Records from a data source
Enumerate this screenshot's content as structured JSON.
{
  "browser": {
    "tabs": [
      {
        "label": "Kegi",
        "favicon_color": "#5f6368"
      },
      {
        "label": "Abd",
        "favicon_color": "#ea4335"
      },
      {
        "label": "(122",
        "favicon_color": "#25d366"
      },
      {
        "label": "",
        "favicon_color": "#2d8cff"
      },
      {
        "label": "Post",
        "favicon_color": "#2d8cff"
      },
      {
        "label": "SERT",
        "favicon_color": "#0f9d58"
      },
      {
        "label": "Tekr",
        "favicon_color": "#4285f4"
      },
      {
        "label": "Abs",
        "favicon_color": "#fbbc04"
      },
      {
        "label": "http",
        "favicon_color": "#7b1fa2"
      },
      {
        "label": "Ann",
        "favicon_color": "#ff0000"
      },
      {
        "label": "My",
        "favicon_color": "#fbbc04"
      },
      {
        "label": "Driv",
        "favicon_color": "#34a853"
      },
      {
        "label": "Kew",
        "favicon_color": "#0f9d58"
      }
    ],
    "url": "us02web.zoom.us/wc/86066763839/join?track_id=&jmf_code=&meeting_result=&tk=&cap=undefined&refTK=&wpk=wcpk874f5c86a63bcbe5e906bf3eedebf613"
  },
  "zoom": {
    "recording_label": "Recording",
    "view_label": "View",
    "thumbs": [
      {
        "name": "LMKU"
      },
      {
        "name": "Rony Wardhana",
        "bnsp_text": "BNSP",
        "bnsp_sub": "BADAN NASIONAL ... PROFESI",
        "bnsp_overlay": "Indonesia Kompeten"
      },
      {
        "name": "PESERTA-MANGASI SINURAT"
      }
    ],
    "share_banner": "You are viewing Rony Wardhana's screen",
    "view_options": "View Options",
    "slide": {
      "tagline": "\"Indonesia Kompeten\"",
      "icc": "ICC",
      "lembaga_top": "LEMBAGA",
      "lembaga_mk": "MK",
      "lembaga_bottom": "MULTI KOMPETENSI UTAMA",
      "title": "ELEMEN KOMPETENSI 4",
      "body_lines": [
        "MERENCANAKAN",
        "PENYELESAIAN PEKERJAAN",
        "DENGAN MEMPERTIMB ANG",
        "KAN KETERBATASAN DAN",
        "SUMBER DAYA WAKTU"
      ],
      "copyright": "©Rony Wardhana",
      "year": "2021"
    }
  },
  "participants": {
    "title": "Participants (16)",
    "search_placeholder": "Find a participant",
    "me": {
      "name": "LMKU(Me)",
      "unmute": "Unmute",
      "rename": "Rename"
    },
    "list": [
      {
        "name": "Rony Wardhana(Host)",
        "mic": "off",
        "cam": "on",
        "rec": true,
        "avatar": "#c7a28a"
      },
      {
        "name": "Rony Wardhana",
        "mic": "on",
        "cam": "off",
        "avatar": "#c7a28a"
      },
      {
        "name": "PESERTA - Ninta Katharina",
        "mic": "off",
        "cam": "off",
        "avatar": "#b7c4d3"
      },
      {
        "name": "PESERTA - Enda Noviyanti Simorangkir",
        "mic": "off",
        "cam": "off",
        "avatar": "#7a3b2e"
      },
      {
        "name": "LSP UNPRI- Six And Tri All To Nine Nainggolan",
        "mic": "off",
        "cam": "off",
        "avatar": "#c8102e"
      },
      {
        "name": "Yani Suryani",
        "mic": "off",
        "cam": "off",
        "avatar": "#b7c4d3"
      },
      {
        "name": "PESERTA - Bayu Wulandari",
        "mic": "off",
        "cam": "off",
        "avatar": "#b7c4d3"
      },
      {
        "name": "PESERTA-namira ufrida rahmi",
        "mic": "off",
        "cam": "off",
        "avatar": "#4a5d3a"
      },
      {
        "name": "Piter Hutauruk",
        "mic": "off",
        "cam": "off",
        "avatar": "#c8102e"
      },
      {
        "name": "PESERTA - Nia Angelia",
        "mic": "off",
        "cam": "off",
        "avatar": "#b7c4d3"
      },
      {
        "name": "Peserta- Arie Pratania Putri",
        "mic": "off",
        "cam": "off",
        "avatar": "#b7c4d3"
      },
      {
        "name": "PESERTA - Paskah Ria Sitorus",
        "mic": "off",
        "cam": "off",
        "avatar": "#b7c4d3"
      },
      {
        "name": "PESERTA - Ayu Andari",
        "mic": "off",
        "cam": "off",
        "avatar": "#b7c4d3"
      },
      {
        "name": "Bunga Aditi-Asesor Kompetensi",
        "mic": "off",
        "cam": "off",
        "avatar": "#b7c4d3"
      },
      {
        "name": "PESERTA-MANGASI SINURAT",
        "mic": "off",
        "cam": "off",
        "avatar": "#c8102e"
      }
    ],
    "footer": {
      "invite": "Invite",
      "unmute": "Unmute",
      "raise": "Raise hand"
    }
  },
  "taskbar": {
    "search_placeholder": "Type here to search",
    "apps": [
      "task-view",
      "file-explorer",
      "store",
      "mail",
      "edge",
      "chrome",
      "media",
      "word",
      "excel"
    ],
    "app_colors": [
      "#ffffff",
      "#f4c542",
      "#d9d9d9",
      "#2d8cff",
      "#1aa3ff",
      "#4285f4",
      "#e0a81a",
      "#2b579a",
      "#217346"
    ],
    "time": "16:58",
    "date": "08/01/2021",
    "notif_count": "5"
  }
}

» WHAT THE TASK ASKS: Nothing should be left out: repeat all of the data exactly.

» TASK ANSWER:
Enumerate this screenshot's content as structured JSON.
{
  "browser": {
    "tabs": [
      {
        "label": "Kegi",
        "favicon_color": "#5f6368"
      },
      {
        "label": "Abd",
        "favicon_color": "#ea4335"
      },
      {
        "label": "(122",
        "favicon_color": "#25d366"
      },
      {
        "label": "",
        "favicon_color": "#2d8cff"
      },
      {
        "label": "Post",
        "favicon_color": "#2d8cff"
      },
      {
        "label": "SERT",
        "favicon_color": "#0f9d58"
      },
      {
        "label": "Tekr",
        "favicon_color": "#4285f4"
      },
      {
        "label": "Abs",
        "favicon_color": "#fbbc04"
      },
      {
        "label": "http",
        "favicon_color": "#7b1fa2"
      },
      {
        "label": "Ann",
        "favicon_color": "#ff0000"
      },
      {
        "label": "My",
        "favicon_color": "#fbbc04"
      },
      {
        "label": "Driv",
        "favicon_color": "#34a853"
      },
      {
        "label": "Kew",
        "favicon_color": "#0f9d58"
      }
    ],
    "url": "us02web.zoom.us/wc/86066763839/join?track_id=&jmf_code=&meeting_result=&tk=&cap=undefined&refTK=&wpk=wcpk874f5c86a63bcbe5e906bf3eedebf613"
  },
  "zoom": {
    "recording_label": "Recording",
    "view_label": "View",
    "thumbs": [
      {
        "name": "LMKU"
      },
      {
        "name": "Rony Wardhana",
        "bnsp_text": "BNSP",
        "bnsp_sub": "BADAN NASIONAL ... PROFESI",
        "bnsp_overlay": "Indonesia Kompeten"
      },
      {
        "name": "PESERTA-MANGASI SINURAT"
      }
    ],
    "share_banner": "You are viewing Rony Wardhana's screen",
    "view_options": "View Options",
    "slide": {
      "tagline": "\"Indonesia Kompeten\"",
      "icc": "ICC",
      "lembaga_top": "LEMBAGA",
      "lembaga_mk": "MK",
      "lembaga_bottom": "MULTI KOMPETENSI UTAMA",
      "title": "ELEMEN KOMPETENSI 4",
      "body_lines": [
        "MERENCANAKAN",
        "PENYELESAIAN PEKERJAAN",
        "DENGAN MEMPERTIMB ANG",
        "KAN KETERBATASAN DAN",
        "SUMBER DAYA WAKTU"
      ],
      "copyright": "©Rony Wardhana",
      "year": "2021"
    }
  },
  "participants": {
    "title": "Participants (16)",
    "search_placeholder": "Find a participant",
    "me": {
      "name": "LMKU(Me)",
      "unmute": "Unmute",
      "rename": "Rename"
    },
    "list": [
      {
        "name": "Rony Wardhana(Host)",
        "mic": "off",
        "cam": "on",
        "rec": true,
        "avatar": "#c7a28a"
      },
      {
        "name": "Rony Wardhana",
        "mic": "on",
        "cam": "off",
        "avatar": "#c7a28a"
      },
      {
        "name": "PESERTA - Ninta Katharina",
        "mic": "off",
        "cam": "off",
        "avatar": "#b7c4d3"
      },
      {
        "name": "PESERTA - Enda Noviyanti Simorangkir",
        "mic": "off",
        "cam": "off",
        "avatar": "#7a3b2e"
      },
      {
        "name": "LSP UNPRI- Six And Tri All To Nine Nainggolan",
        "mic": "off",
        "cam": "off",
        "avatar": "#c8102e"
      },
      {
        "name": "Yani Suryani",
        "mic": "off",
        "cam": "off",
        "avatar": "#b7c4d3"
      },
      {
        "name": "PESERTA - Bayu Wulandari",
        "mic": "off",
        "cam": "off",
        "avatar": "#b7c4d3"
      },
      {
        "name": "PESERTA-namira ufrida rahmi",
        "mic": "off",
        "cam": "off",
        "avatar": "#4a5d3a"
      },
      {
        "name": "Piter Hutauruk",
        "mic": "off",
        "cam": "off",
        "avatar": "#c8102e"
      },
      {
        "name": "PESERTA - Nia Angelia",
        "mic": "off",
        "cam": "off",
        "avatar": "#b7c4d3"
      },
      {
        "name": "Peserta- Arie Pratania Putri",
        "mic": "off",
        "cam": "off",
        "avatar": "#b7c4d3"
      },
      {
        "name": "PESERTA - Paskah Ria Sitorus",
        "mic": "off",
        "cam": "off",
        "avatar": "#b7c4d3"
      },
      {
        "name": "PESERTA - Ayu Andari",
        "mic": "off",
        "cam": "off",
        "avatar": "#b7c4d3"
      },
      {
        "name": "Bunga Aditi-Asesor Kompetensi",
        "mic": "off",
        "cam": "off",
        "avatar": "#b7c4d3"
      },
      {
        "name": "PESERTA-MANGASI SINURAT",
        "mic": "off",
        "cam": "off",
        "avatar": "#c8102e"
      }
    ],
    "footer": {
      "invite": "Invite",
      "unmute": "Unmute",
      "raise": "Raise hand"
    }
  },
  "taskbar": {
    "search_placeholder": "Type here to search",
    "apps": [
      "task-view",
      "file-explorer",
      "store",
      "mail",
      "edge",
      "chrome",
      "media",
      "word",
      "excel"
    ],
    "app_colors": [
      "#ffffff",
      "#f4c542",
      "#d9d9d9",
      "#2d8cff",
      "#1aa3ff",
      "#4285f4",
      "#e0a81a",
      "#2b579a",
      "#217346"
    ],
    "time": "16:58",
    "date": "08/01/2021",
    "notif_count": "5"
  }
}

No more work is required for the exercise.